He also is No. 57 in the world, and with a strong field in Dubai, there’s an outside chance of cracking the top 50 and holding that spot until the end of the year to get in the Masters. Once 2018 rolls around, however, Uihlein plans to be in the U.S.
“I’ve got to play stateside with the way the FedEx Cup is,” Uihlein said. “But I’ll come back and play some Rolex events, especially in the summer.”
DIVOTS: Harvard Law School instructor Peter Carfagna has been elected chairman of the LPGA’s board of directors. The board added two independent directors — Jon Iwata, senior vice president and chief brand officer at IBM; and Tom Schoewe, retired chief financial officer at Walmart. Also joining the board next year is LPGA Tour player Marina Alex. ... Rickie Fowler had his 12th runner-up finish last week on the PGA Tour. ... Brandt Snedeker makes his return to the PGA Tour this week at the RSM Classic from a rib injury that caused him to withdraw from the British Open.
STAT OF THE WEEK: Five players have been No. 1 in the women’s world ranking — Lydia Ko, Ariya Jutanugarn, So Yeon Ryu, Sung Hyun Park and Shanshan Feng. That’s the most players for either the men’s or women’s world golf ranking in a calendar year.

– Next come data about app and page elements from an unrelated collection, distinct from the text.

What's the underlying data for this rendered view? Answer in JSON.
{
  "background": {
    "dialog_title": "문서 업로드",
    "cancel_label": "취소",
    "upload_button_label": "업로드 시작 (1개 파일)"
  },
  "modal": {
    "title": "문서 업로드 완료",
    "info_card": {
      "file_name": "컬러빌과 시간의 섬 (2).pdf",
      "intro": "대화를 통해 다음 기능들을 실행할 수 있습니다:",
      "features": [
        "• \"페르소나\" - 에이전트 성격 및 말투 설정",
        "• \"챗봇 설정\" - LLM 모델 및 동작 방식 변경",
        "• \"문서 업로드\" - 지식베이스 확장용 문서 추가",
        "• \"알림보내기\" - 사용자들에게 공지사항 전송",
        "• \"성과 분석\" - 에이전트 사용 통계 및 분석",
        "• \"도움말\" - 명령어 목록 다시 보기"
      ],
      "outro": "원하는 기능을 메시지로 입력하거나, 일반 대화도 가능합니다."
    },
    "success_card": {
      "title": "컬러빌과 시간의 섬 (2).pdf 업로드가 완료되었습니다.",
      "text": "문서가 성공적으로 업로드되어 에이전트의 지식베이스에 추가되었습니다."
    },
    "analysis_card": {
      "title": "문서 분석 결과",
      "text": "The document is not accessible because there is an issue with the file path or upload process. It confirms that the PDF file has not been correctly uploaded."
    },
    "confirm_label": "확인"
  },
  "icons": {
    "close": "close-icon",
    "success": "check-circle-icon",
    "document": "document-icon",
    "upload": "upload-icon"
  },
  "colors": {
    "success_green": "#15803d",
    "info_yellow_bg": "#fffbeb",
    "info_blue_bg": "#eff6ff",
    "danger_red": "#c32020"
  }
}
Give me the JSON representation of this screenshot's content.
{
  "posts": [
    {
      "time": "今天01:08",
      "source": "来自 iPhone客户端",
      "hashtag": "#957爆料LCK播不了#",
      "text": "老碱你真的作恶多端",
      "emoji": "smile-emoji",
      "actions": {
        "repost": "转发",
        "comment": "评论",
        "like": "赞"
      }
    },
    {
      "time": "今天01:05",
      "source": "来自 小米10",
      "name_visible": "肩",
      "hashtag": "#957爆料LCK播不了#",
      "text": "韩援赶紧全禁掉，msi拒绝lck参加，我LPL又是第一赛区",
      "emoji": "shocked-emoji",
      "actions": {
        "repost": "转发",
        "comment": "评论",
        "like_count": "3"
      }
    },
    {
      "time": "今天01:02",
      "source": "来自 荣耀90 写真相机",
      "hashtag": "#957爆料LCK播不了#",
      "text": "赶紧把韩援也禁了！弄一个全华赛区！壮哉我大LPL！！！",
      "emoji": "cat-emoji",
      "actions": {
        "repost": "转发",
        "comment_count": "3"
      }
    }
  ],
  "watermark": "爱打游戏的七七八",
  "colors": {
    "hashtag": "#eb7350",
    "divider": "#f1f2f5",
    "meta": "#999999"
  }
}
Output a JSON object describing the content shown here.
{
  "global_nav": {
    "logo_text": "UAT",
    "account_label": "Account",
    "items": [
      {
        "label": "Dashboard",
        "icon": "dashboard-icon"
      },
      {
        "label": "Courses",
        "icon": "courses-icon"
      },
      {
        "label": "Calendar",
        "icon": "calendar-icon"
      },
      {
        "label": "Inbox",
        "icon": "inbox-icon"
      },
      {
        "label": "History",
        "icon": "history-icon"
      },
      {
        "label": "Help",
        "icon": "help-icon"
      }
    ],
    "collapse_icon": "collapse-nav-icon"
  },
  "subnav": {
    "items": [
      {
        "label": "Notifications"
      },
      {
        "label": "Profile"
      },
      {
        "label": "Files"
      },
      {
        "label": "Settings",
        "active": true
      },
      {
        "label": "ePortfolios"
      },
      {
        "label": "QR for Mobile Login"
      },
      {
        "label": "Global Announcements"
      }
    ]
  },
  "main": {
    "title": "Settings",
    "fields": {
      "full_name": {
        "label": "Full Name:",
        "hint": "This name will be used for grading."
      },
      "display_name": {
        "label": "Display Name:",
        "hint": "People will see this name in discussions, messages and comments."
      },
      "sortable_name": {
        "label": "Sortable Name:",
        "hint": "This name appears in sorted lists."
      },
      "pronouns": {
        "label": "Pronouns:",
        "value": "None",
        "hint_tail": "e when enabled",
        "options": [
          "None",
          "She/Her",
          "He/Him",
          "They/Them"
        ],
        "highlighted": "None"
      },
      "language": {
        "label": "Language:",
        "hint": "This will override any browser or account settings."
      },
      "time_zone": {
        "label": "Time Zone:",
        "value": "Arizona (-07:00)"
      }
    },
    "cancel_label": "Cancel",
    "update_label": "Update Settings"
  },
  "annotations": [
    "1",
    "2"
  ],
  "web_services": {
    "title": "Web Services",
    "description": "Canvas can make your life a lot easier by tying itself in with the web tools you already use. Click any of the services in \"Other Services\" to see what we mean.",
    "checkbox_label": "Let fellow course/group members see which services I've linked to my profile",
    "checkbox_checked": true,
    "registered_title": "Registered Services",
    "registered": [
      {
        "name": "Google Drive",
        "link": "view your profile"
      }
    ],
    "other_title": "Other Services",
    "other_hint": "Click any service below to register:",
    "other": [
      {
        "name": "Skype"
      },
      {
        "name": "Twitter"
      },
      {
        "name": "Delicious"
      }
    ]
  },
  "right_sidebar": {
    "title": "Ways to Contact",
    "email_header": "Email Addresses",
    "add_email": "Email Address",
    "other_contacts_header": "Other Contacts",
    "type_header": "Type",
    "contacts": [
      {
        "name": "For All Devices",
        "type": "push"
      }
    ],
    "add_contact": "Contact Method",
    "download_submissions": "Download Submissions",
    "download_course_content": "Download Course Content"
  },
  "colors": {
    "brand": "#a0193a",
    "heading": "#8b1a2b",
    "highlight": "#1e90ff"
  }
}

FINAL WORD: “Good luck to all Q School guys tomorrow. A year from now, it’s possible to be where I am — heavier, discombobulated and offending the Irish.” — English golfer Eddie Pepperell on Twitter.